Published: Saturday, November 16, 2013
Updated: Saturday, November 16, 2013 13:11
Mayoral candidate and D.C. Councilmember Tommy Wells (D-Ward 6) spoke about his experience on the D.C. Council and his election platform Tuesday evening.
The event was co-sponsored by the Georgetown University Student Association and the Georgetown University College Democrats, and GUCD President Trevor Tezel (SFS ’15) introduced Wells. Prior to serving on the city council, Wells served as director of the D.C. Consortium for Child Welfare and helped develop a program that finds homes for children with AIDS. He also helped create the D.C. Family Court.
Wells was elected to the council in 2006, where he previously served as the chair of the Committee on Human Services; he is the current chair of the Committee on Public Works and Transportation.

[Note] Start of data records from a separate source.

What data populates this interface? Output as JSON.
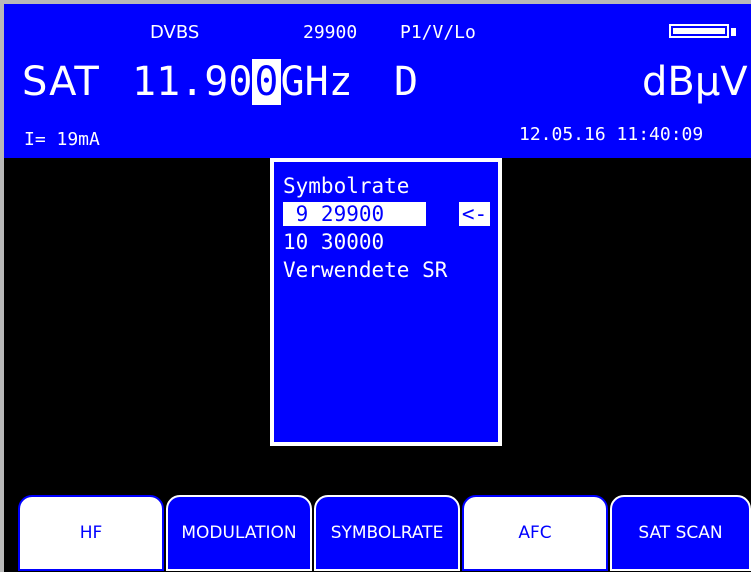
{
  "header": {
    "mode": "DVBS",
    "symbolrate_value": "29900",
    "polarization": "P1/V/Lo",
    "battery_icon": "battery-icon",
    "band_label": "SAT",
    "frequency_prefix": "11.90",
    "frequency_cursor_digit": "0",
    "frequency_unit": "GHz",
    "frequency_flag": "D",
    "level_unit": "dBµV",
    "current_display": "I= 19mA",
    "datetime": "12.05.16 11:40:09",
    "colors": {
      "header_bg": "#0000ff",
      "text": "#ffffff",
      "screen_bg": "#000000"
    }
  },
  "menu": {
    "title": "Symbolrate",
    "items": [
      {
        "label": " 9 29900",
        "selected": true,
        "marker": "<-"
      },
      {
        "label": "10 30000",
        "selected": false
      },
      {
        "label": "Verwendete SR",
        "selected": false
      }
    ]
  },
  "softkeys": [
    {
      "label": "HF",
      "style": "white"
    },
    {
      "label": "MODULATION",
      "style": "blue"
    },
    {
      "label": "SYMBOLRATE",
      "style": "blue"
    },
    {
      "label": "AFC",
      "style": "white"
    },
    {
      "label": "SAT SCAN",
      "style": "blue"
    }
  ]
}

Thus far, one of Wells’ most noted accomplishments has been the implementation of the District’s five-cent tax on plastic bags, which has helped to reduce river pollution and fund cleanups.
“He’s become a voice for ethics reform in a city that sorely needs it,” Tezel said.
During his speech, Wells emphasized battling corruption. In early November, Wells introduced several amendments to a campaign finance bill currently in front of the D.C. Council, complaining that rules were not stringent enough.
“I have a different kind of campaign. It’s very much kind of a values, purpose-driven campaign,” Wells said.
Wells added that he is the only candidate who will not be accepting any corporate donations in the race, the first mayoral candidate in D.C. to ever do so.
“Every check, every donation I take has somebody’s name on it,” Wells said. “I am raising the money I need to run a great campaign, so it can be done.”
In addition to ethical reform, Wells said that he plans to focus on the District’s youth education system.
“Education remains very important to me,” Wells said. “I believe that the way you really bring back neighborhoods and ensure that you have diversity is that you have to have an elementary school within 10 minutes’ walking distance of every family.”
According to Wells, youth outreach is vital to reducing crime, particularly if students are able to find employment. Wells pointed to his Living Wage for All D.C. Act, which would raise the District minimum wage from $8.25 per hour to $10.25 per hour over two years.
“I’m willing to go higher, but I think that if we just focus on what the amount is, we miss the opportunity to have a very progressive bill,” Wells said. “We have to think about what is the impact on young people to get their first job.”
Wells also spoke about his effort toward the decriminalization of marijuana possession, which he sees as a social justice issue regarding black rights in the District.
“We’re going to decriminalize marijuana in D.C., and we’re going to do it for the reasons of social justice,” Wells said.
Georgetown students attending the event asked Wells to address issues affecting relations with the Georgetown neighborhood, such as campus police jurisdiction in off-campus neighborhoods.
“I think there’s plenty of law already there to protect peace, order and quiet for neighbors,” Wells said. “I don’t think it needs to be expanded.”
He also expressed support for the expansion of D.C.’s public transport system and said he recognized the importance of flexibility to millennials in choosing transportation.
“The future of the city in terms of jobs, economic growth, being able to age in place, is based in public transit,” Wells said.
Overall, students said that they were impressed by Wells’ presentation.
“I am very supportive of his platform for youth involvement and environmental initiative,” GUCD member Makaiah Mohlar (COL ’16) said.
Students for a Better D.C. member Alyssa Peterson (COL ’14) agreed but expressed some concern about Wells’ position on the D.C. Human Rights Act and how it applies to students. The D.C. Human Rights Act would extend protection against discrimination based on matriculation status. Under such protection, some students believe Georgetown’s ban on cars for undergraduates implemented over the summer would be invalidated.
“My only concern is that he doesn’t feel that students are a protected class under the D.C. Human Rights Act,” Peterson said.